Host an Event Volunteer Join Tickets

Support the plant database you love!

Q. Who is Mr. Smarty Plants?

A: There are those who suspect Wildflower Center volunteers are the culpable and capable culprits. Yet, others think staff members play some, albeit small, role. You can torture us with your plant questions, but we will never reveal the Green Guru's secret identity.

Help us grow by giving to the Plant Database Fund or by becoming a member

Did you know you can access the Native Plant Information Network with your web-enabled smartphone?

Share

Ask Mr. Smarty Plants

Ask Mr. Smarty Plants is a free service provided by the staff and volunteers at the Lady Bird Johnson Wildflower Center.

Search Smarty Plants
See a list of all Smarty Plants questions

Please forgive us, but Mr. Smarty Plants has been overwhelmed by a flood of mail and must take a break for awhile to catch up. We hope to be accepting new questions again soon. Thank you!

Need help with plant identification, visit the plant identification page.

 
rate this answer
Not Yet Rated

Saturday - September 04, 2010

From: Baltimore, MD
Region: Mid-Atlantic
Topic: Wildlife Gardens
Title: Literature on native plants and wildlife from Baltimore
Answered by: Barbara Medford

QUESTION:

Can you tell me a good review of the literature on the relation between native plants and ecology; for example, a study might indicate how native plants support more birds or other wildlife.

ANSWER:

The best book we know of on that subject, and one that lives on a bookshelf in our desk, is Bringing Nature Home-How Native Plants Sustain Wildlife in Our Gardens by Douglas W. Tallamy, see Bibliography below. You could begin, for instance, with the 7 pages of references in the Tallamy book. 

Beyond that, we do not know of a review of literature on native plants and ecology; that doesn't mean there isn't one.  Perhaps you can compose one of your own. One possibility is to go to our Bibliography; click on the "Select by Subject" box, which is a drop-down menu.  Click on "wildlife" and you will get 82 titles, many of them with the word "ecosystem" in the title. 

Finally, we Googled on "native plants and wildlife" and got the usual pages and pages of reports, book reviews and so forth. Many of these are either scholarly papers, university extension releases or reviews of books written on the subject.  Of course, finding a review and finding an accurate, well-researched review are two different things. Good luck with that!

 

More Wildlife Gardens Questions

Is Franklinia alatamaha (Franklin tree) a major honeybee nectar source?
January 31, 2015 - Is the Franklinia tree a major nectar source for honeybees?
view the full question and answer

Wildflowers for bees in Missouri
July 13, 2013 - Mr. Smarty Plants, I just became a beekeeper and would like to plant wildflowers that are best for bees. The area to plant is partially shaded with clay soil. Do you have any suggestions?
view the full question and answer

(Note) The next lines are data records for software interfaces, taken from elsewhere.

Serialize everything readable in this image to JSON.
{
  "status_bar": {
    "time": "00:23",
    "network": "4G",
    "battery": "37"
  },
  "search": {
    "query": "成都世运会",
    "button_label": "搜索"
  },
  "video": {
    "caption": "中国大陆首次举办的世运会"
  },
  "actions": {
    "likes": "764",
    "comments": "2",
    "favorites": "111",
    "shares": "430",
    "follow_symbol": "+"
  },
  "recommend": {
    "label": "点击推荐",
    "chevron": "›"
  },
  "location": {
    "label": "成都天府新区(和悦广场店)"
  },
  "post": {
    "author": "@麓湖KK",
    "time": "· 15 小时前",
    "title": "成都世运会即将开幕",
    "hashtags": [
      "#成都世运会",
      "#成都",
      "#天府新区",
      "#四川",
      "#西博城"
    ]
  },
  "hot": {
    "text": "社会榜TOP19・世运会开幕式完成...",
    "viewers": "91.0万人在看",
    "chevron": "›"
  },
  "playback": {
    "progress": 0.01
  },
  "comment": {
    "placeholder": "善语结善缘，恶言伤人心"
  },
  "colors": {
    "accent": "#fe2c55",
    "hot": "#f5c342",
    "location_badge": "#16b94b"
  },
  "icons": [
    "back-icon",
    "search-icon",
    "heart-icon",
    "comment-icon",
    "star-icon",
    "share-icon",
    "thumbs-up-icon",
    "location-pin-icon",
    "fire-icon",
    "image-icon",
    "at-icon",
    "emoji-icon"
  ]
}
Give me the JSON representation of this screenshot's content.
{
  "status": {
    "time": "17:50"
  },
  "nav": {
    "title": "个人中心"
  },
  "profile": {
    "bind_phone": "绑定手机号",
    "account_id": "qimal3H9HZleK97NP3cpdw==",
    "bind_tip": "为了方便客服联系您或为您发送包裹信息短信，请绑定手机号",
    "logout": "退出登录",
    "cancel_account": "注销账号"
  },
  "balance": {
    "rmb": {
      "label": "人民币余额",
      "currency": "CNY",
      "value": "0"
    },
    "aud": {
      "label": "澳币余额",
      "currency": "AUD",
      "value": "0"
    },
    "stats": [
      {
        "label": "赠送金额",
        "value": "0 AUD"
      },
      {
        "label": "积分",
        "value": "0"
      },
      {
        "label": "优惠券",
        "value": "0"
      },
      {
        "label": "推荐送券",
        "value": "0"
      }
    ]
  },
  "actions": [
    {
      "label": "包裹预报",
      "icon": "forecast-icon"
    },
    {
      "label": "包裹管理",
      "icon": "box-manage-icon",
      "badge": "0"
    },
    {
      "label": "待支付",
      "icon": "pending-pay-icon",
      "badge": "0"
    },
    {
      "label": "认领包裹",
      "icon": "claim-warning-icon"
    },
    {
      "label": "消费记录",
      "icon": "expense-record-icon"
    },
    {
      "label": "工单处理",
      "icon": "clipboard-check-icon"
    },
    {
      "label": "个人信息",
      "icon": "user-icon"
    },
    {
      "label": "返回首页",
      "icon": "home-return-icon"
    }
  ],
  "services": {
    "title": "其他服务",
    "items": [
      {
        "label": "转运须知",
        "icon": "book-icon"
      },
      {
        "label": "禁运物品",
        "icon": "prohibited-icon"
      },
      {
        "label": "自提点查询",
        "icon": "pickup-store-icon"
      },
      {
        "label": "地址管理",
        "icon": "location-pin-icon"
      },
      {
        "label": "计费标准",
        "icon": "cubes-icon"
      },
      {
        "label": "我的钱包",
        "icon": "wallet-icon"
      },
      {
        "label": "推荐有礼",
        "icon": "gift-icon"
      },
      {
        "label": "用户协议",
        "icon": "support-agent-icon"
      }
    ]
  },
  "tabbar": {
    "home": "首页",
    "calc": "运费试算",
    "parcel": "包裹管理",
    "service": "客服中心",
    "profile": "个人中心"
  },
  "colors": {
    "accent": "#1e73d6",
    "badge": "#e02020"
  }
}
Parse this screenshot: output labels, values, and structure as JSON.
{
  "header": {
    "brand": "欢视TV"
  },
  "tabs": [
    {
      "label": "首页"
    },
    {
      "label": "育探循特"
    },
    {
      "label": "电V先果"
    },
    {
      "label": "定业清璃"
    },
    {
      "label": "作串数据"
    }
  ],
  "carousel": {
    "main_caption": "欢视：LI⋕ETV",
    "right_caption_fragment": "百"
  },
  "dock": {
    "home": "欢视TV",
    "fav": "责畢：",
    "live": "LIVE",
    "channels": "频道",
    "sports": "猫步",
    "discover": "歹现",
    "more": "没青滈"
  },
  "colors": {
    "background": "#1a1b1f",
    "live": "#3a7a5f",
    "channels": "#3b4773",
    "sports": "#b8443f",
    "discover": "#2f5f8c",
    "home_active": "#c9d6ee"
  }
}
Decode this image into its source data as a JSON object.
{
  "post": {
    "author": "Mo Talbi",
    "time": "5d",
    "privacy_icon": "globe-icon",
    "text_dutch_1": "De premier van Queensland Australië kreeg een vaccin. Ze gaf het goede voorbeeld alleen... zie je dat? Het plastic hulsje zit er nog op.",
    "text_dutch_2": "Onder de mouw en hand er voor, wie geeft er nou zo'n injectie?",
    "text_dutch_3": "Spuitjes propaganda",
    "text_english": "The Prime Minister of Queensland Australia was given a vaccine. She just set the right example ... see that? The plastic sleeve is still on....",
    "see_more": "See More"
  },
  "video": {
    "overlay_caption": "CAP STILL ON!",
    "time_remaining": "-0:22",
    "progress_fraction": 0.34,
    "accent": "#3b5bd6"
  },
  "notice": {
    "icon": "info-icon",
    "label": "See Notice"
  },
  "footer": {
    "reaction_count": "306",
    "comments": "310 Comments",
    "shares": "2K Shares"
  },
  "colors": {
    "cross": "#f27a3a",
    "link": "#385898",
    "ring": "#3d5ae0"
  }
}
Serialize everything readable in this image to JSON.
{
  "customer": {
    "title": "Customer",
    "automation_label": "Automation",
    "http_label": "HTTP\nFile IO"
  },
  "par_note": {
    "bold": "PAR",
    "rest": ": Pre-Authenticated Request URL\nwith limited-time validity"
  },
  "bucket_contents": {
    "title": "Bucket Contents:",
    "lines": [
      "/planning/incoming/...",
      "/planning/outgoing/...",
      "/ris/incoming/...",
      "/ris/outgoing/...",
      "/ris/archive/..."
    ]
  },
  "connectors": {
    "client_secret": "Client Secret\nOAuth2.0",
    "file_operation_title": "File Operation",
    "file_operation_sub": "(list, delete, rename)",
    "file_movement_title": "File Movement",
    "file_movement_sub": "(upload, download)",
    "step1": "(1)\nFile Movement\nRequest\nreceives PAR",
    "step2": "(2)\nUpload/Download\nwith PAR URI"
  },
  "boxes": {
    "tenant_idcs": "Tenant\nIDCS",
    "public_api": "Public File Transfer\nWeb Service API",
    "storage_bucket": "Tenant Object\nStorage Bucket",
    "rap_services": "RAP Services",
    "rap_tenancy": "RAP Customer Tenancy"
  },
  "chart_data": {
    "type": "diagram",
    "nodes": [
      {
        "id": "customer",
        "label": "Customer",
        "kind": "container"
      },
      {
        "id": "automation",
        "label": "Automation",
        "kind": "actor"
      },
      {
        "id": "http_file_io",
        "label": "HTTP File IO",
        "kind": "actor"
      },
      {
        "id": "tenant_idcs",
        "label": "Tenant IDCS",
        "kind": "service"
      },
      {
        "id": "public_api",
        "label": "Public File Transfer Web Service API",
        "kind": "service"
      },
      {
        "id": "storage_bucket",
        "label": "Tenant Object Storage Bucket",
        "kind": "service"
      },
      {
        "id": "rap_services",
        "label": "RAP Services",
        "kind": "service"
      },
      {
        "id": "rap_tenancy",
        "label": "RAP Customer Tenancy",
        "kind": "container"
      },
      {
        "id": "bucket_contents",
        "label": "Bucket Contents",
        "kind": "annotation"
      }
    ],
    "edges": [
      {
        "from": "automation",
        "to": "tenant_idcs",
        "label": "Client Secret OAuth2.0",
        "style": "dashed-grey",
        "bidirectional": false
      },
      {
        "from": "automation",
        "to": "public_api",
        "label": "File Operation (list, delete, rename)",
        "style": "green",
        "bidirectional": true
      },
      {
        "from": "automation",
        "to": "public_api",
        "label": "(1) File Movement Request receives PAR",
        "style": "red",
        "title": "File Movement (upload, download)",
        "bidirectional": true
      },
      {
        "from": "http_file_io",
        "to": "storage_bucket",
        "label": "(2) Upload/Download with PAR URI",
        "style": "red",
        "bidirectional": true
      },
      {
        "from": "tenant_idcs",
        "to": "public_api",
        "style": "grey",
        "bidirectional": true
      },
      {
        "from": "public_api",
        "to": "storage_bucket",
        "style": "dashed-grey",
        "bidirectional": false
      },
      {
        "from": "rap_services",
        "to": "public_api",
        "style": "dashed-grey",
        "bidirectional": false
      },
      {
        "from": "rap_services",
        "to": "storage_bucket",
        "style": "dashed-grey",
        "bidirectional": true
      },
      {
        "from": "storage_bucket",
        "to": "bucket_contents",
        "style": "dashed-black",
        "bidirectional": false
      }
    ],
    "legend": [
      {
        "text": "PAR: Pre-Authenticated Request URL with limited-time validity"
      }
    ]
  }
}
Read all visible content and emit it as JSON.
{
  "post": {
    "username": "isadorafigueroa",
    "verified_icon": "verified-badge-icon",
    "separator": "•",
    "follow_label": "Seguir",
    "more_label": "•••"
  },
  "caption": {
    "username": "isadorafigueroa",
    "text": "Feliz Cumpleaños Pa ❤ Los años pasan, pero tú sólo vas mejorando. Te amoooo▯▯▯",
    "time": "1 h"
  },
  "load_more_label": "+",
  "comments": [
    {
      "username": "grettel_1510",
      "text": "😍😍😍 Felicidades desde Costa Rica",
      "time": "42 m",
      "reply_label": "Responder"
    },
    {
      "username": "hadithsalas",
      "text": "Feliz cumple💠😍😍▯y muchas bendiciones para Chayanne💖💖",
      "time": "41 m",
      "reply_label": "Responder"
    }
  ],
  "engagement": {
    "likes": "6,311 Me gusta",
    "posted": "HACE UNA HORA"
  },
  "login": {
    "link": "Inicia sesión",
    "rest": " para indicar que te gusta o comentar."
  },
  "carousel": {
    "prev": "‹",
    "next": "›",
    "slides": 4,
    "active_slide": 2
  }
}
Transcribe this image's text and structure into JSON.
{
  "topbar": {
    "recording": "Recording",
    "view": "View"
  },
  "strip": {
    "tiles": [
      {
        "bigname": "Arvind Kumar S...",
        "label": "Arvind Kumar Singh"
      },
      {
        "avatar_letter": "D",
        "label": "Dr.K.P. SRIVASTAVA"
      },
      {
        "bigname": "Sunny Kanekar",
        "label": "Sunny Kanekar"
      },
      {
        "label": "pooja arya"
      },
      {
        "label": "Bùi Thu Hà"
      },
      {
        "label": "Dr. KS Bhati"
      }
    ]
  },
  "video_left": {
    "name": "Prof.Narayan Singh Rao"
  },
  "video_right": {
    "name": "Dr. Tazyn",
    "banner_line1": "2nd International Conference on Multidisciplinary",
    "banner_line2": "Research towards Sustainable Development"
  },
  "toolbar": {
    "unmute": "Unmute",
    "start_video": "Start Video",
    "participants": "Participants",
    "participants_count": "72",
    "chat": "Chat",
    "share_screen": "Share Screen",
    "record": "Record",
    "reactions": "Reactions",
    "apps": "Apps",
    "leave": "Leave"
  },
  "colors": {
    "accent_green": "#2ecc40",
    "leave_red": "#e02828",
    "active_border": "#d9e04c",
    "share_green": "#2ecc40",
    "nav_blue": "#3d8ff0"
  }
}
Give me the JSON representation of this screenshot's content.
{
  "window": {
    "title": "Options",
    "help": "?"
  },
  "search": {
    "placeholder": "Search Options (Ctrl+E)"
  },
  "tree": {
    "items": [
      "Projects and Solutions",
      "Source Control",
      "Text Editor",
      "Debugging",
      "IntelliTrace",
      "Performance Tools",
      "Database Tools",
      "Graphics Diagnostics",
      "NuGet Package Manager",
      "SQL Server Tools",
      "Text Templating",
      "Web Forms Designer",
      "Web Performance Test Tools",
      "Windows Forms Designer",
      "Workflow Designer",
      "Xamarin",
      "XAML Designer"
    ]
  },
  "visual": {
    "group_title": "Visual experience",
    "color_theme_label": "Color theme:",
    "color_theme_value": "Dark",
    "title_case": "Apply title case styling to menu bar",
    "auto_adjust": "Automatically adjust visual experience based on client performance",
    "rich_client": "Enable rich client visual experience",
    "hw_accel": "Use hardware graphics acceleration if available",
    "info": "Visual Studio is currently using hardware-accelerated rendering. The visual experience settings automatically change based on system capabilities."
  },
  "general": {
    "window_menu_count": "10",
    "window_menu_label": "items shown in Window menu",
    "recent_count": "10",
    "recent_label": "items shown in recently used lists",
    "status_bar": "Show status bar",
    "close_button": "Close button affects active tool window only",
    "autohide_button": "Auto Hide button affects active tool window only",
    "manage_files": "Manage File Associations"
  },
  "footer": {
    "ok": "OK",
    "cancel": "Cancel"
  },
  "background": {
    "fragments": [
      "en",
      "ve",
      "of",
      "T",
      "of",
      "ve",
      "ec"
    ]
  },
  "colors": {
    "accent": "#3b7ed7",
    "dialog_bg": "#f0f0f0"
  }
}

Listing of plants matched to specific pollinators
July 01, 2014 - Could you refer me to a listing of plants matched to specific pollinators? I have completed the conversion of a local nature center garden to a pollinator garden with all natives. We hope to place ed...
view the full question and answer

Native Asclepias spp. for Monarchs in Connecticut
June 15, 2009 - Dear Mr. Smarty Pants, I live in Naugatuck Connecticut and I want to hatch my own monarch butterflies. I know that Monarchs like to hatch eggs on Milkweed plants. There are many types of milkweed p...
view the full question and answer

Native landscaping and wildlife gardening in Clifton, TX
November 29, 2004 - I am moving to Clifton, TX, and I will have an empty lot in the town along with my own home/lot. What kind of soil can I expect? I want to grow a wildflower site to just sit and enjoy and feed the a...
view the full question and answer

Support the Wildflower Center by Donating Online or Becoming a Member today.